_Activity_
Please return the whole listing word for word.

_The records_
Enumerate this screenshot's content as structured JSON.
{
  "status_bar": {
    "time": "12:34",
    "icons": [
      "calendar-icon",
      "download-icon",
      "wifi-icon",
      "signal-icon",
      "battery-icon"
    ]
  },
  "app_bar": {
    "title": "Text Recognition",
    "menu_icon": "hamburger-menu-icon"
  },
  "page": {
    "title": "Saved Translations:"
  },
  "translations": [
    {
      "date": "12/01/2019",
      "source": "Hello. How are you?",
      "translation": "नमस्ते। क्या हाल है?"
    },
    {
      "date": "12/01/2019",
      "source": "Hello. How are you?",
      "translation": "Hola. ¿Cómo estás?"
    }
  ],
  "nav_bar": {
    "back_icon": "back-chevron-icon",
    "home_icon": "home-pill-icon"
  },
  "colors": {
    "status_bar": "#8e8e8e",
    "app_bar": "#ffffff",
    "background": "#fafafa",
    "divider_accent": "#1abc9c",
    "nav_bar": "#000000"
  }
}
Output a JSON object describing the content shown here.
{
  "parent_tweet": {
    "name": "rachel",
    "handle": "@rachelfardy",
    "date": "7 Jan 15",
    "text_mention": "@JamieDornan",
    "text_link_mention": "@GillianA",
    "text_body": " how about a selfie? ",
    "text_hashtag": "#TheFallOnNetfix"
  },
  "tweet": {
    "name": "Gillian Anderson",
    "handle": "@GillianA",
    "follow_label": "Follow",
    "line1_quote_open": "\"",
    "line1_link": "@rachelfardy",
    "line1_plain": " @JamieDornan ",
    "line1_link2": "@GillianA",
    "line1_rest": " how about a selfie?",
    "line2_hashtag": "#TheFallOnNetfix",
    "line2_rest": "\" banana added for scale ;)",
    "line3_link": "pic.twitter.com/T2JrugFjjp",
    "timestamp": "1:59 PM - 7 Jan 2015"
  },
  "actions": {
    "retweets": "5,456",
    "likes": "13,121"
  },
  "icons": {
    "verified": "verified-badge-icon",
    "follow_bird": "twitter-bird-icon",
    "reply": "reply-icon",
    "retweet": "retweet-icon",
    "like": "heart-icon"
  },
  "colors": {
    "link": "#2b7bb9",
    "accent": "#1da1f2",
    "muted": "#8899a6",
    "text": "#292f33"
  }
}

_Response to the exercise_
Enumerate this screenshot's content as structured JSON.
{
  "status_bar": {
    "time": "12:34",
    "icons": [
      "calendar-icon",
      "download-icon",
      "wifi-icon",
      "signal-icon",
      "battery-icon"
    ]
  },
  "app_bar": {
    "title": "Text Recognition",
    "menu_icon": "hamburger-menu-icon"
  },
  "page": {
    "title": "Saved Translations:"
  },
  "translations": [
    {
      "date": "12/01/2019",
      "source": "Hello. How are you?",
      "translation": "नमस्ते। क्या हाल है?"
    },
    {
      "date": "12/01/2019",
      "source": "Hello. How are you?",
      "translation": "Hola. ¿Cómo estás?"
    }
  ],
  "nav_bar": {
    "back_icon": "back-chevron-icon",
    "home_icon": "home-pill-icon"
  },
  "colors": {
    "status_bar": "#8e8e8e",
    "app_bar": "#ffffff",
    "background": "#fafafa",
    "divider_accent": "#1abc9c",
    "nav_bar": "#000000"
  }
}
Output a JSON object describing the content shown here.
{
  "parent_tweet": {
    "name": "rachel",
    "handle": "@rachelfardy",
    "date": "7 Jan 15",
    "text_mention": "@JamieDornan",
    "text_link_mention": "@GillianA",
    "text_body": " how about a selfie? ",
    "text_hashtag": "#TheFallOnNetfix"
  },
  "tweet": {
    "name": "Gillian Anderson",
    "handle": "@GillianA",
    "follow_label": "Follow",
    "line1_quote_open": "\"",
    "line1_link": "@rachelfardy",
    "line1_plain": " @JamieDornan ",
    "line1_link2": "@GillianA",
    "line1_rest": " how about a selfie?",
    "line2_hashtag": "#TheFallOnNetfix",
    "line2_rest": "\" banana added for scale ;)",
    "line3_link": "pic.twitter.com/T2JrugFjjp",
    "timestamp": "1:59 PM - 7 Jan 2015"
  },
  "actions": {
    "retweets": "5,456",
    "likes": "13,121"
  },
  "icons": {
    "verified": "verified-badge-icon",
    "follow_bird": "twitter-bird-icon",
    "reply": "reply-icon",
    "retweet": "retweet-icon",
    "like": "heart-icon"
  },
  "colors": {
    "link": "#2b7bb9",
    "accent": "#1da1f2",
    "muted": "#8899a6",
    "text": "#292f33"
  }
}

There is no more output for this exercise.